This is slowly beginning to sort itself out. Servers are now available to buy using 10-bit codecs but are not widely deployed yet. An increasing number of HDR cameras are being used in production and HDR portable edit facilities are becoming available. Hopefully, we will soon see HDR replays and inserts being introduced. The choice between using 10-bit HDR replay servers at 3840 x 2160p50 or 1920 x 1080p50 is largely down to the availability of replay feeds from the host broadcaster and the cost. Operating a replay server at 3840 x 2160p50 compared to 1920 x 1080p50 requires around four times the server storage and databus bandwidth.
Reference monitors for HDR are significantly more expensive than for non-HDR displays (approximately 5x for a similar-sized screen). This means that not all production monitors at an OB or studio are HDR, typically the camera operators are looking at an SDR signal.

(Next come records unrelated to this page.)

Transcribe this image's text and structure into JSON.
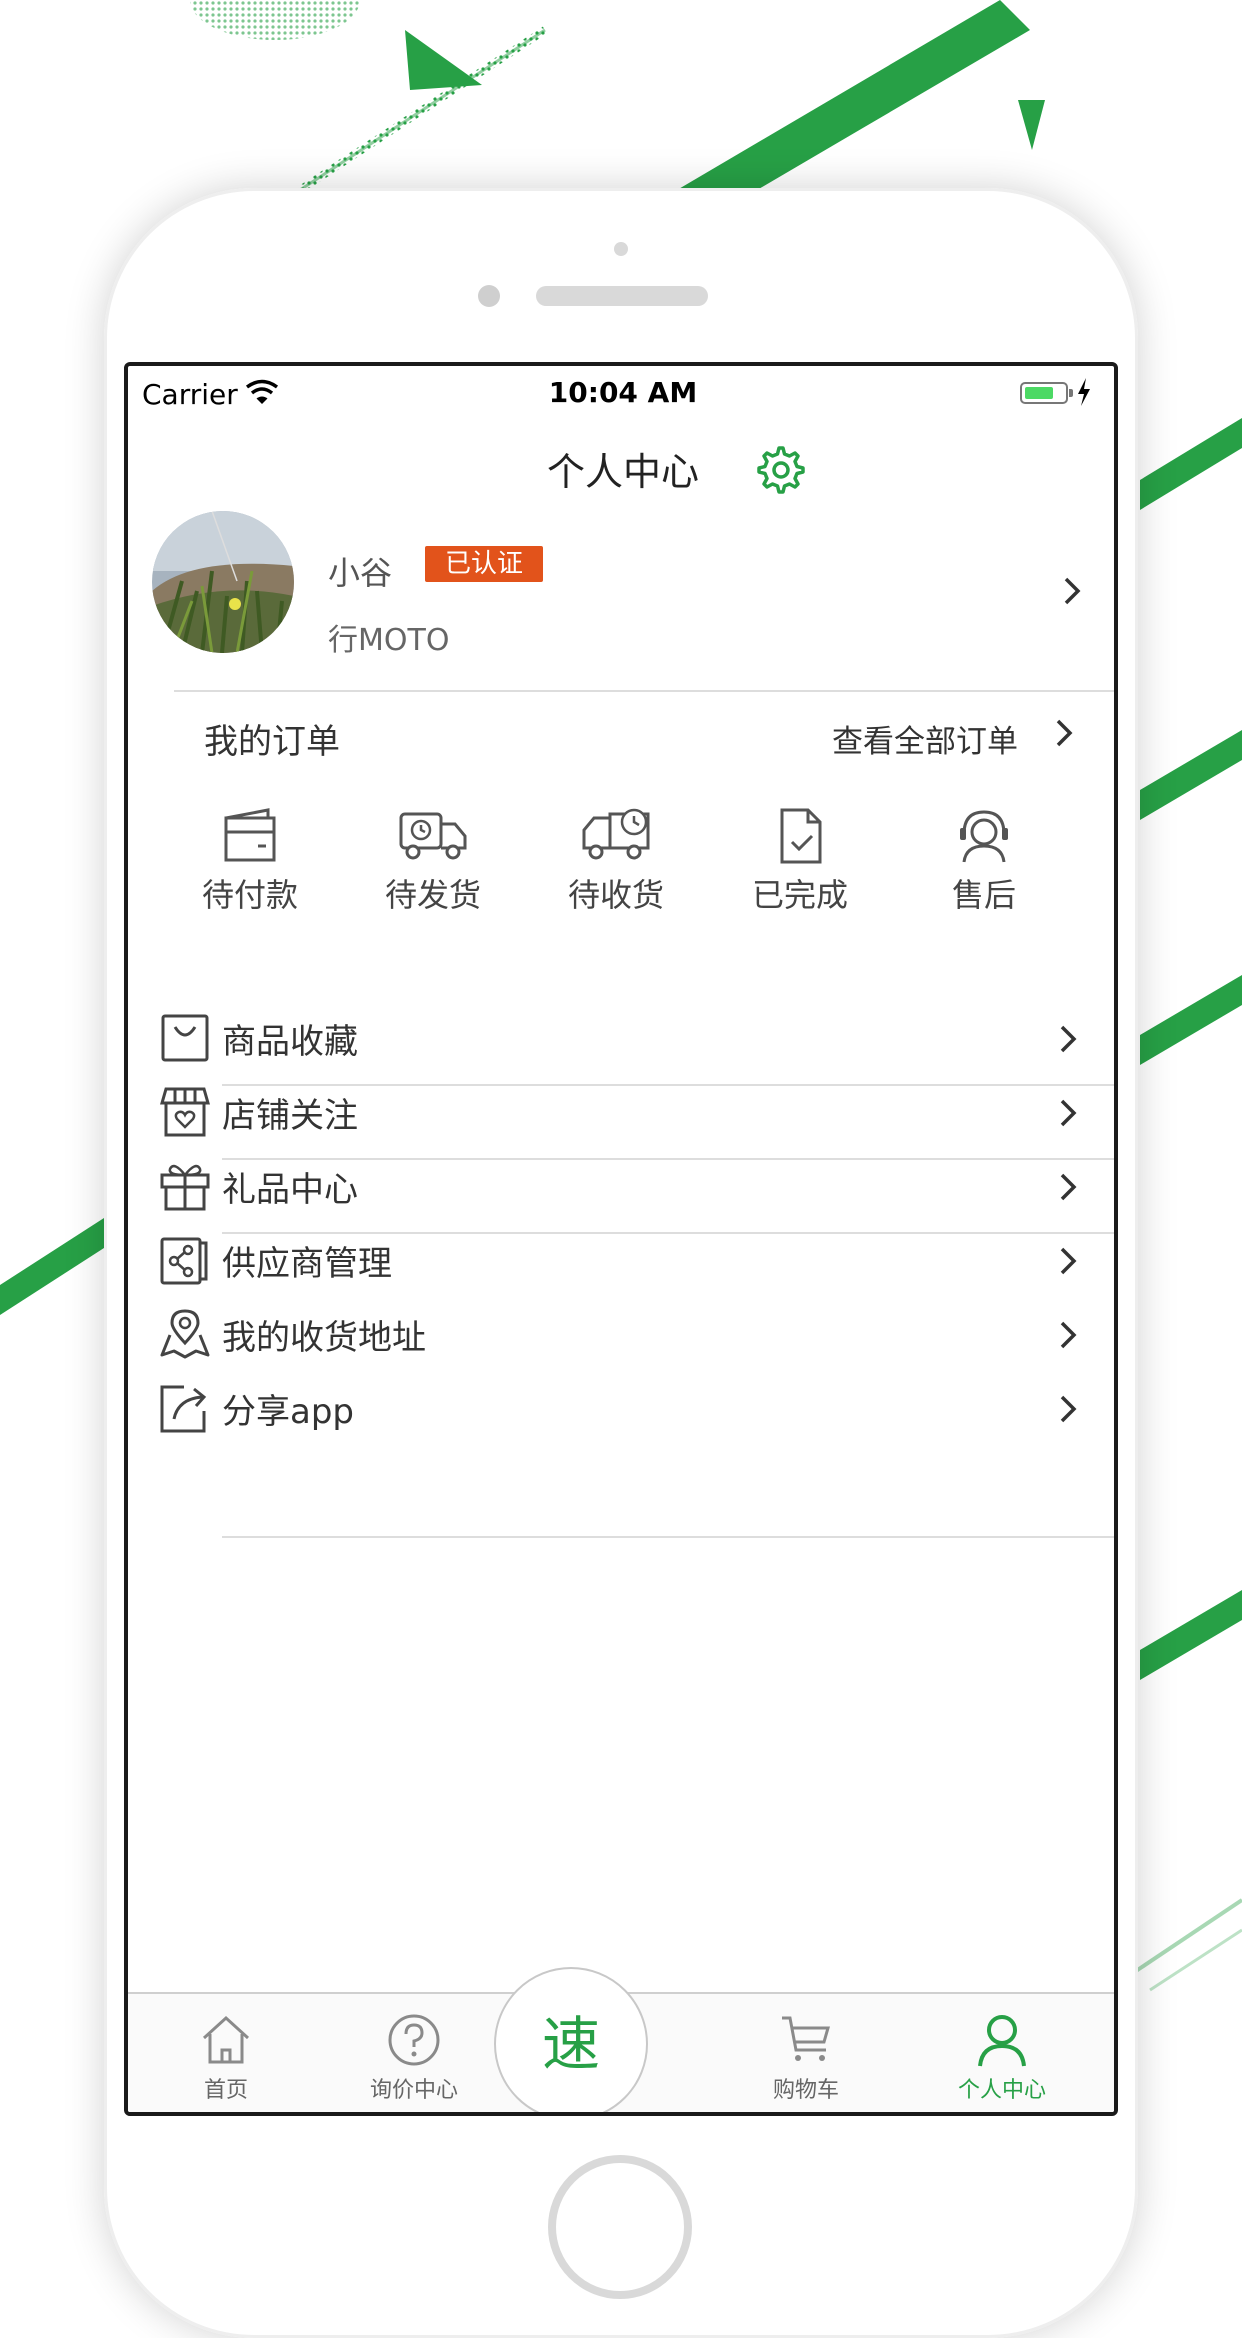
{
  "status_bar": {
    "carrier": "Carrier",
    "time": "10:04 AM"
  },
  "header": {
    "title": "个人中心"
  },
  "profile": {
    "name": "小谷",
    "badge": "已认证",
    "subtitle": "行MOTO"
  },
  "orders": {
    "title": "我的订单",
    "view_all": "查看全部订单",
    "items": [
      {
        "label": "待付款",
        "icon": "wallet-icon"
      },
      {
        "label": "待发货",
        "icon": "truck-icon"
      },
      {
        "label": "待收货",
        "icon": "delivery-clock-icon"
      },
      {
        "label": "已完成",
        "icon": "document-check-icon"
      },
      {
        "label": "售后",
        "icon": "headset-icon"
      }
    ]
  },
  "menu": [
    {
      "label": "商品收藏",
      "icon": "bag-icon"
    },
    {
      "label": "店铺关注",
      "icon": "store-icon"
    },
    {
      "label": "礼品中心",
      "icon": "gift-icon"
    },
    {
      "label": "供应商管理",
      "icon": "share-doc-icon"
    },
    {
      "label": "我的收货地址",
      "icon": "location-map-icon"
    },
    {
      "label": "分享app",
      "icon": "export-icon"
    }
  ],
  "tabbar": {
    "items": [
      {
        "label": "首页",
        "icon": "home-icon"
      },
      {
        "label": "询价中心",
        "icon": "question-icon"
      },
      {
        "label": "购物车",
        "icon": "cart-icon"
      },
      {
        "label": "个人中心",
        "icon": "user-icon",
        "active": true
      }
    ],
    "center_label": "速"
  },
  "colors": {
    "accent": "#27a046",
    "badge": "#e2531b",
    "text": "#333333",
    "divider": "#dddddd"
  }
}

We found a few years ago that the SDR output of an HDR camera was difficult to work with – the controls did not affect the HDR and SDR signals in the same way and the signals often drifted apart as the camera exposure changed. Therefore, we use a workflow where the camera’s SDR output is ignored and operators look at a down-mapped HDR camera signal, using the same conversion used to create the BBC One HD feed. This way, our most viewed signal maintains the highest quality and the HDR shadows and mid-tones follow exactly.

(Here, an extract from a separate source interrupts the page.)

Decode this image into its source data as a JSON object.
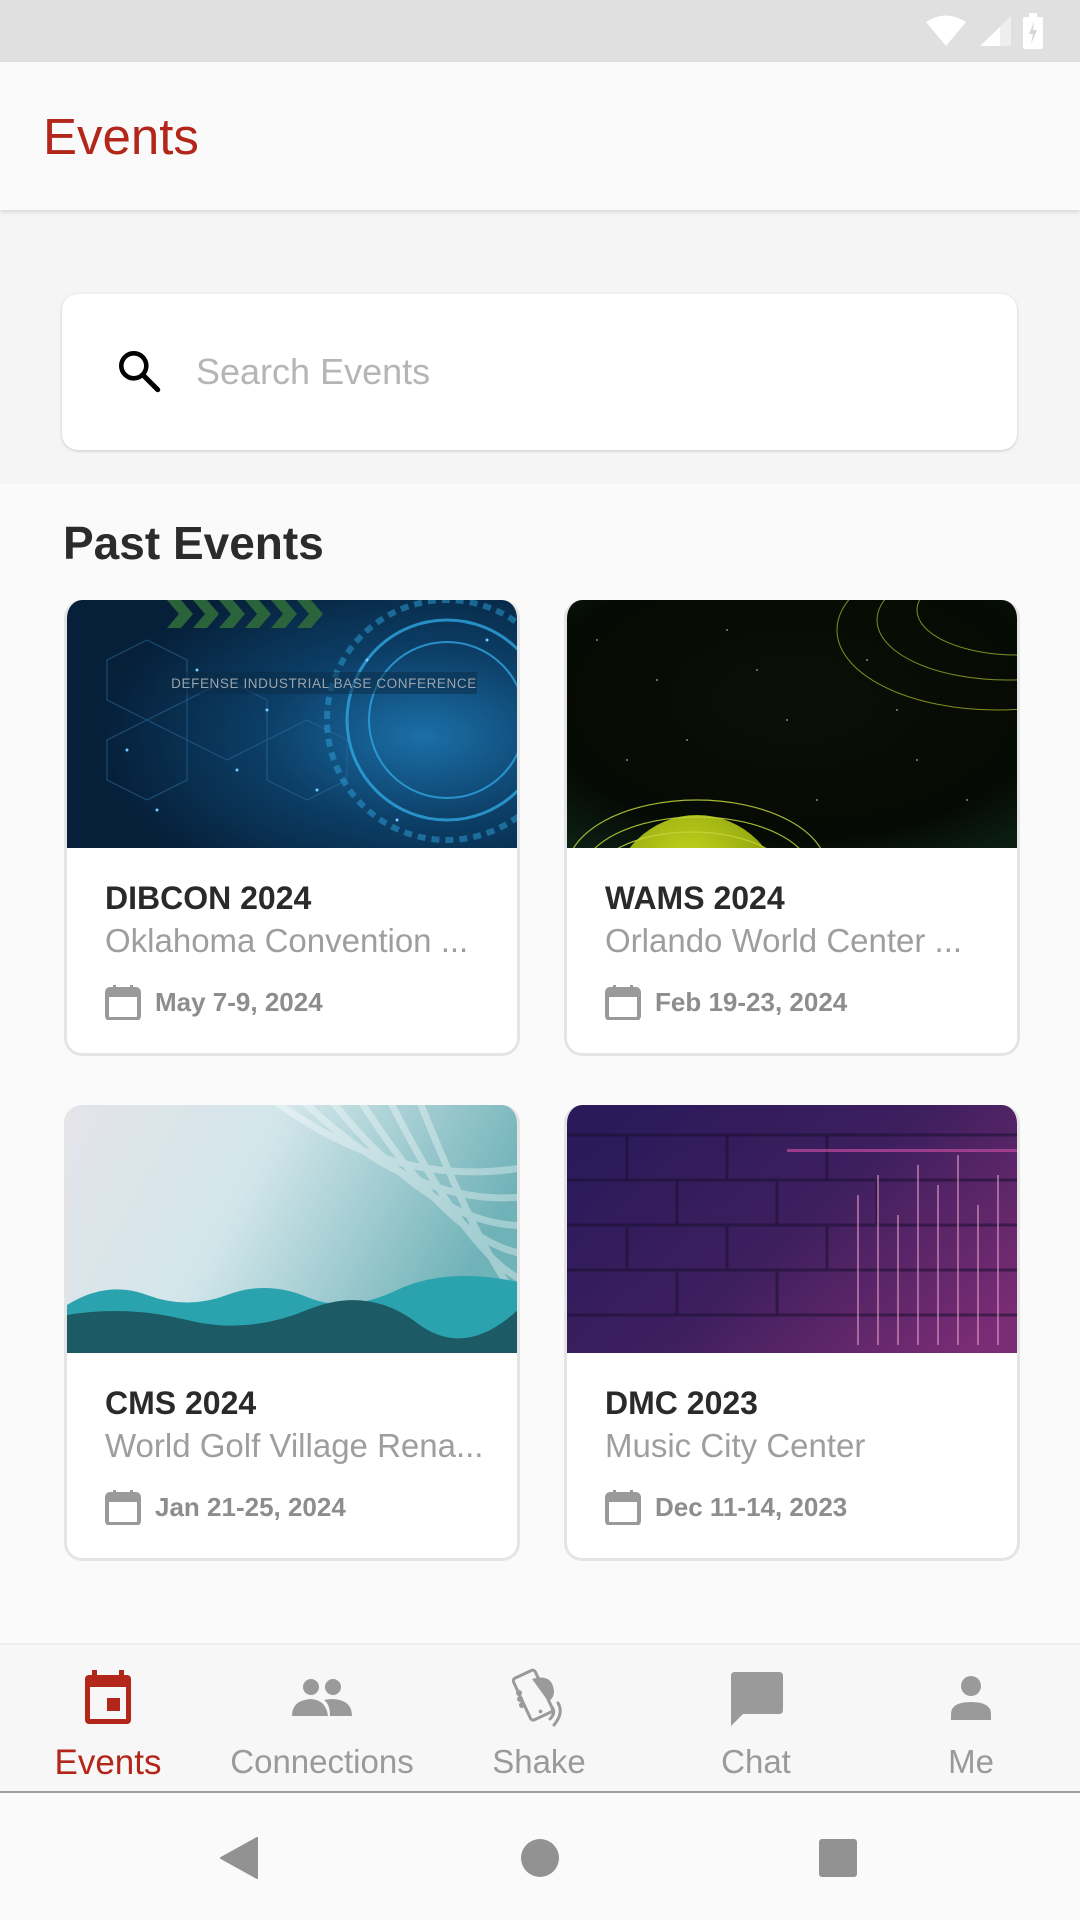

Production monitors will still be SDR for quite some time, but as more HDR monitors become available, there will be a time when productions can move to camera controllers monitoring on HDR screens, exploiting more of the available HDR colour volume.
Today, the HDR video signal follows the SDR signal but with better, more natural highlights and the ability to display a greater range of naturally occurring and manufactured colours. This is possible as the static conversions used, in conjunction with controlling cameras viewing the SDR signal, match the shadows and mid-tones of the HDR input and SDR output signals.
However, in future, if we fully explore the HDR volume with camera controls, we may prefer to allow a greater exposure latitude in HDR and need to dynamically alter the conversion used to map the HDR to fit in to the SDR colour volume. There are some exciting candidate technologies out there but, at present, they act over the entire video plane. To truly work with a sport style workflow, they will need to dynamically map the video elements in a signal while identifying and applying a fixed transform to graphics elements. You would not want a football score graphic to change brightness or a national flag to change colour because the football action was moving from a sunny area to a shaded area.